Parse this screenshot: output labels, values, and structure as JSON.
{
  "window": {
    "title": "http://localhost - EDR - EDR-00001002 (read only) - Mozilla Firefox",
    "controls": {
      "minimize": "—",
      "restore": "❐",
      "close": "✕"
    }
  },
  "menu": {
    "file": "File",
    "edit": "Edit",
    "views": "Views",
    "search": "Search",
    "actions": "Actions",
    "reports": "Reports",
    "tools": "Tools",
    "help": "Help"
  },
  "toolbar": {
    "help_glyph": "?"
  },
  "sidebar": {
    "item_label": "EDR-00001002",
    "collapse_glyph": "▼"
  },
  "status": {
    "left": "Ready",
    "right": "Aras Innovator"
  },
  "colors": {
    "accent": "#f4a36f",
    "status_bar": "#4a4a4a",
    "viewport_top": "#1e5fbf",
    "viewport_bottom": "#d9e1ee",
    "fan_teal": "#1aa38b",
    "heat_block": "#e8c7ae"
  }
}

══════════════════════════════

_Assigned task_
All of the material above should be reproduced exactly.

_Answer to this task_
Parse this screenshot: output labels, values, and structure as JSON.
{
  "window": {
    "title": "http://localhost - EDR - EDR-00001002 (read only) - Mozilla Firefox",
    "controls": {
      "minimize": "—",
      "restore": "❐",
      "close": "✕"
    }
  },
  "menu": {
    "file": "File",
    "edit": "Edit",
    "views": "Views",
    "search": "Search",
    "actions": "Actions",
    "reports": "Reports",
    "tools": "Tools",
    "help": "Help"
  },
  "toolbar": {
    "help_glyph": "?"
  },
  "sidebar": {
    "item_label": "EDR-00001002",
    "collapse_glyph": "▼"
  },
  "status": {
    "left": "Ready",
    "right": "Aras Innovator"
  },
  "colors": {
    "accent": "#f4a36f",
    "status_bar": "#4a4a4a",
    "viewport_top": "#1e5fbf",
    "viewport_bottom": "#d9e1ee",
    "fan_teal": "#1aa38b",
    "heat_block": "#e8c7ae"
  }
}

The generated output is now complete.